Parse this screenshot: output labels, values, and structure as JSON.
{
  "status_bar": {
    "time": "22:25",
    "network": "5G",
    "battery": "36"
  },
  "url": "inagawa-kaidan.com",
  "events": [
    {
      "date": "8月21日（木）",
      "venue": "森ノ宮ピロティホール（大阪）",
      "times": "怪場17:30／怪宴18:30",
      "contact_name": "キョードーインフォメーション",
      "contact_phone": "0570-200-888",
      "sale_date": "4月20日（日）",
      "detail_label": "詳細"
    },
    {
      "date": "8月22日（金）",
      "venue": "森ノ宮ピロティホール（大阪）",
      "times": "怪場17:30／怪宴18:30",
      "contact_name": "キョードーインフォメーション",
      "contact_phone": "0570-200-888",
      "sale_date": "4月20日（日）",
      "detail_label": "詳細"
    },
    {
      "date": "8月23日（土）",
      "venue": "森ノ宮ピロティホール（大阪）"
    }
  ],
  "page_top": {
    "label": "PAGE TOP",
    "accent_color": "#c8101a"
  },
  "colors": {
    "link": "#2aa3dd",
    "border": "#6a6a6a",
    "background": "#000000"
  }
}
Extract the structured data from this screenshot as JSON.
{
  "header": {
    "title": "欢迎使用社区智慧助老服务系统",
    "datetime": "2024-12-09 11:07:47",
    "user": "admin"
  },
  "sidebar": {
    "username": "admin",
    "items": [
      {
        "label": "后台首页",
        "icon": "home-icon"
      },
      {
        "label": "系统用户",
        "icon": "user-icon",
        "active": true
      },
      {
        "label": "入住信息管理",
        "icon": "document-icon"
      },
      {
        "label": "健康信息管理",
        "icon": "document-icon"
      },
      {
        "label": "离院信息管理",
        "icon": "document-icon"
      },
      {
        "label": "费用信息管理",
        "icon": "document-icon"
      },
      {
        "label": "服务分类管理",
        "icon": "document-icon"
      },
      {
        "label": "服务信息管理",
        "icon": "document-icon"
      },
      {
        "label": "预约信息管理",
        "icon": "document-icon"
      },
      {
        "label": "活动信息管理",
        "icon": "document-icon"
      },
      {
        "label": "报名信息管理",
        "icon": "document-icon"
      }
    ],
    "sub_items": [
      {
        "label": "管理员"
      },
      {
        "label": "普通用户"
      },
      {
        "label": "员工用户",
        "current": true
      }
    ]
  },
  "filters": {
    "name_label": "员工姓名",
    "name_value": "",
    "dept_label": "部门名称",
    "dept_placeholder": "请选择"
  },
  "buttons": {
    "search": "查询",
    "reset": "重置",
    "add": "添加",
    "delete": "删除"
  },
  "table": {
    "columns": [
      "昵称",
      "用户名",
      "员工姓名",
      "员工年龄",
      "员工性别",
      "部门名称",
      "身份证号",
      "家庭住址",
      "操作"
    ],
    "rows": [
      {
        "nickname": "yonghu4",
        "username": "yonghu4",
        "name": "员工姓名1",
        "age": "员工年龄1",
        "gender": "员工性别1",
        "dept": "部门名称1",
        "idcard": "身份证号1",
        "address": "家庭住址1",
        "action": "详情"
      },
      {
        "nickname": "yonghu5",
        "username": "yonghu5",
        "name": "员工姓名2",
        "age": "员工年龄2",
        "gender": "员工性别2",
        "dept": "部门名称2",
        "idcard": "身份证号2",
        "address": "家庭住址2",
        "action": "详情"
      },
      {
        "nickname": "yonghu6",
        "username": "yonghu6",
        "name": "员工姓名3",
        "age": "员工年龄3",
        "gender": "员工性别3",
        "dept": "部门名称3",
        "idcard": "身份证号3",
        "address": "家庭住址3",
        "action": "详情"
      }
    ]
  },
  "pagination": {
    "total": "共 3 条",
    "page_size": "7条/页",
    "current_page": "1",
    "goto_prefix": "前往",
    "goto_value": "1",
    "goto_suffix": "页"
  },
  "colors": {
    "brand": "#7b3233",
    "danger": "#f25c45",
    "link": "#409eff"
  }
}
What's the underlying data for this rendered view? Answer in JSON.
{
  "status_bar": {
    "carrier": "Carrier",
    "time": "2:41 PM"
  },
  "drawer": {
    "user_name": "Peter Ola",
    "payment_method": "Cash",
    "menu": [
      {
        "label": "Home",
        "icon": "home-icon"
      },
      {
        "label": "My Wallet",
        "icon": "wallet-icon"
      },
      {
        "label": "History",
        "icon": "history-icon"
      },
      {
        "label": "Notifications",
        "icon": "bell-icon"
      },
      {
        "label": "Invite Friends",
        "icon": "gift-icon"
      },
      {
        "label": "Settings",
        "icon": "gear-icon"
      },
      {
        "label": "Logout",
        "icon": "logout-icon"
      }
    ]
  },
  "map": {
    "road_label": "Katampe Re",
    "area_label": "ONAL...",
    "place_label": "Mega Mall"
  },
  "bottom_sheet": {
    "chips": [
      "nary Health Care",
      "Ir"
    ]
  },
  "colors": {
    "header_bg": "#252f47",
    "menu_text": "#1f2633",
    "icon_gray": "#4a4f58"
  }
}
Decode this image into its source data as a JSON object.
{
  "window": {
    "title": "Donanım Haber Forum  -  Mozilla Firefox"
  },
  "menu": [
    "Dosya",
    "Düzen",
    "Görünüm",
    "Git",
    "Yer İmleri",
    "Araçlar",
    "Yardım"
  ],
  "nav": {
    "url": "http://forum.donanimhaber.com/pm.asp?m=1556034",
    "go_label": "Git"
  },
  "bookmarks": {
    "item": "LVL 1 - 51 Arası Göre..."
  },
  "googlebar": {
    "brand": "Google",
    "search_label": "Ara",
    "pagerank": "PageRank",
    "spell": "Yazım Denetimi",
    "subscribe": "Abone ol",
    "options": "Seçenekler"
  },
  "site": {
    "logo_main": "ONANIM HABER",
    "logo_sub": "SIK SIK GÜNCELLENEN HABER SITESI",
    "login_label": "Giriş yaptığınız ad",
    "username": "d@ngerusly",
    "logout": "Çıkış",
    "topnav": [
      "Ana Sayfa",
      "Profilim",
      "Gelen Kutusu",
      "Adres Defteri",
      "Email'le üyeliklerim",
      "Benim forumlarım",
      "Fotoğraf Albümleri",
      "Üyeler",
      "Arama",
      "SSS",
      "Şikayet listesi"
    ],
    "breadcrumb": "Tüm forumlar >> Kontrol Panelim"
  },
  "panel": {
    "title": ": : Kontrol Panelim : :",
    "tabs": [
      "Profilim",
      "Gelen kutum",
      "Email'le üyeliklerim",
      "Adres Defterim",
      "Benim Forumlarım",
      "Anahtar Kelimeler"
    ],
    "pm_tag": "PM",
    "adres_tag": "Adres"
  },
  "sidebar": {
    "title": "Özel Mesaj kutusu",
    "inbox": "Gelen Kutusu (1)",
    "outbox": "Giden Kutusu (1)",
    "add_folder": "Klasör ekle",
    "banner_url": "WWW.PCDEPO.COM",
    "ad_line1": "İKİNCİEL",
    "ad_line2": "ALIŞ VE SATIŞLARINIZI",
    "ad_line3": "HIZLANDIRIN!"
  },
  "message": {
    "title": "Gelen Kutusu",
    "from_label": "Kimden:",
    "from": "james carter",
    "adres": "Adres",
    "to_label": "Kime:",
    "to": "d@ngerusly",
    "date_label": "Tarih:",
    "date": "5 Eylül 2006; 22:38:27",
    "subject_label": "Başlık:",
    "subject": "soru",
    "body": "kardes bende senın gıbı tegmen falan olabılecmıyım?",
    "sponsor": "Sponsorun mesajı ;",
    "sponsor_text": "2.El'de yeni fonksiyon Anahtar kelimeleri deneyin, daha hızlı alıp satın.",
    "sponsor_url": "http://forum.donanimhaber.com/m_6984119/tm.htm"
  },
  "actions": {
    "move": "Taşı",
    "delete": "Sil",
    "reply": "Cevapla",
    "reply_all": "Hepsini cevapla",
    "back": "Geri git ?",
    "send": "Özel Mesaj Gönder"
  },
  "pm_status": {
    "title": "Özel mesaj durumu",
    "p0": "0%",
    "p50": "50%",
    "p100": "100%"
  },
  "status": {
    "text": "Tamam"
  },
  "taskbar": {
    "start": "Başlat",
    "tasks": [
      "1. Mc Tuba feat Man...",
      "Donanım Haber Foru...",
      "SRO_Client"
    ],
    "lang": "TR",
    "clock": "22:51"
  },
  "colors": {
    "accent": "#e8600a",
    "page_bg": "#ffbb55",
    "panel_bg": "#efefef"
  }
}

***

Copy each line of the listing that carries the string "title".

    "title": "欢迎使用社区智慧助老服务系统",
    "title": "Donanım Haber Forum  -  Mozilla Firefox"
    "title": ": : Kontrol Panelim : :",
    "title": "Özel Mesaj kutusu",
    "title": "Gelen Kutusu",
    "title": "Özel mesaj durumu",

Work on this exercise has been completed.